During my time in Brussels in October 2011, I led a silent soundwalk for 10 participants. The route was a slight deviation of the silent soundwalk I led back in June, this time taking in some of Sint-Jans-Molenbeek district. This area has much narrower, busier streets than the rest of the walk, and so this version gave a wider range of sound environments.

Some photographs of the silent soundwalk, courtesy of Caroline Daish:

Leading a silent soundwalk requires a surprising amount of concentration. When walking I’m having to focus on where I’m going, particularly in a city I’m only partially acquainted with, while making sure I’m not losing any of the group. Nonetheless, I still managed to pay some attention to the sound world, and certain things really struck me: someone sweeping water with a broom inside a fish shop; fallen dried leaves scraping the pavement adjacent to the canal; the rumble of car wheels on cobble stones. I find it interesting that when walking in silence for a sustained period of time there are some sounds that appear to be highly amplified – sounds that might go largely unnoticed on any other day.
I noted in June that where the walk finishes, an area called Thurn and Taxis, was due for redevelopment. This process is now fully underway. Huge areas of what was a diverse but undervalued urban ecosystem (described as ‘wasteland’ by developers), has been stripped to bare earth, ready for building foundations. Instead of the sound of birds and insects, and the wind through trees and tall grasses, the predominant sounds are now diggers and trucks, as they heave tonnes of soil across the landscape.

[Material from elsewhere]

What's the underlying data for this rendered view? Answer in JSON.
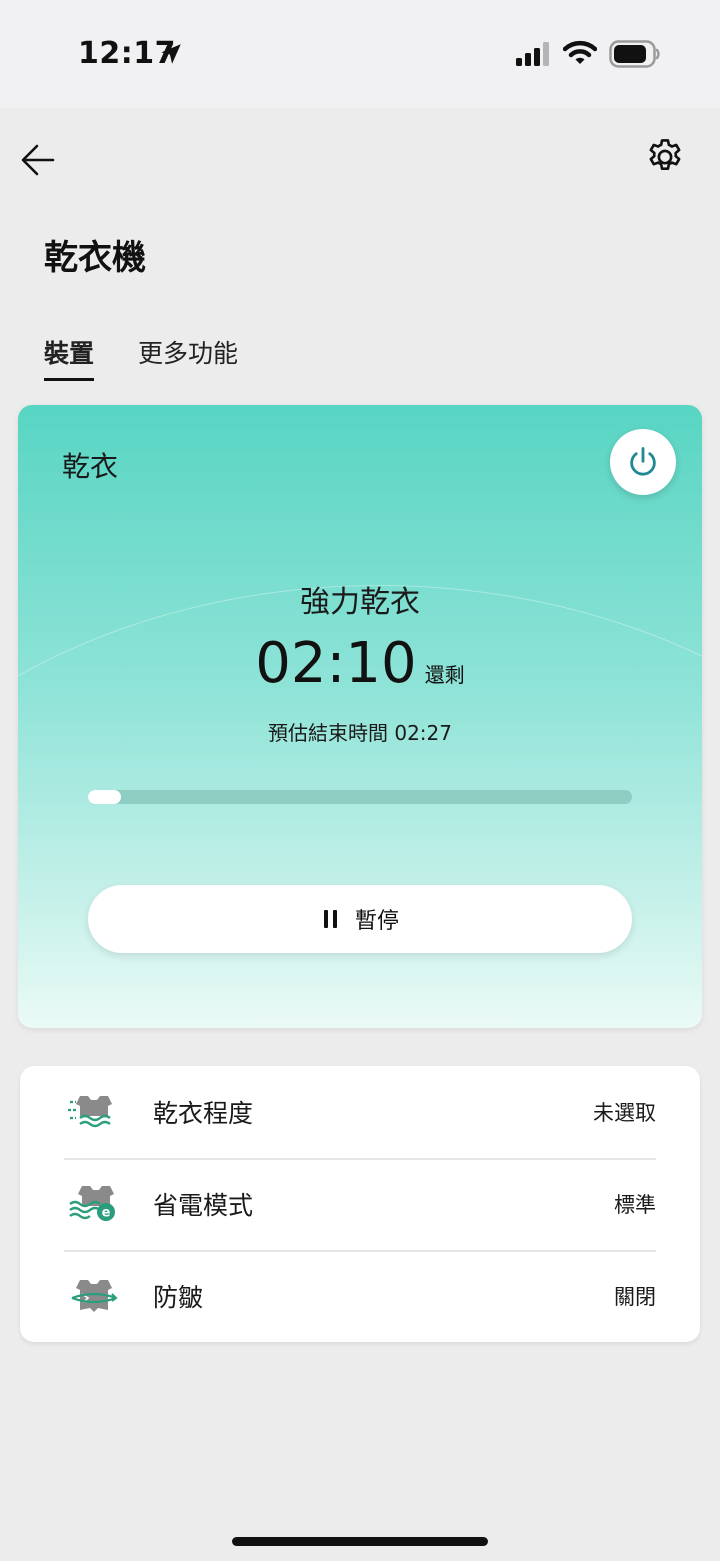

I also spent some of my time walking around Brussels, intermittently sound recording as I went. I recorded one particular walk starting from outside Gare de Bruxelles-Nord walking south toward Bruxelles Midi, which took 25 minutes.
You can listen to the whole walk here:


Many thanks to Bains Connective and Arpia for organising my visit, and for those that attended the silent soundwalk.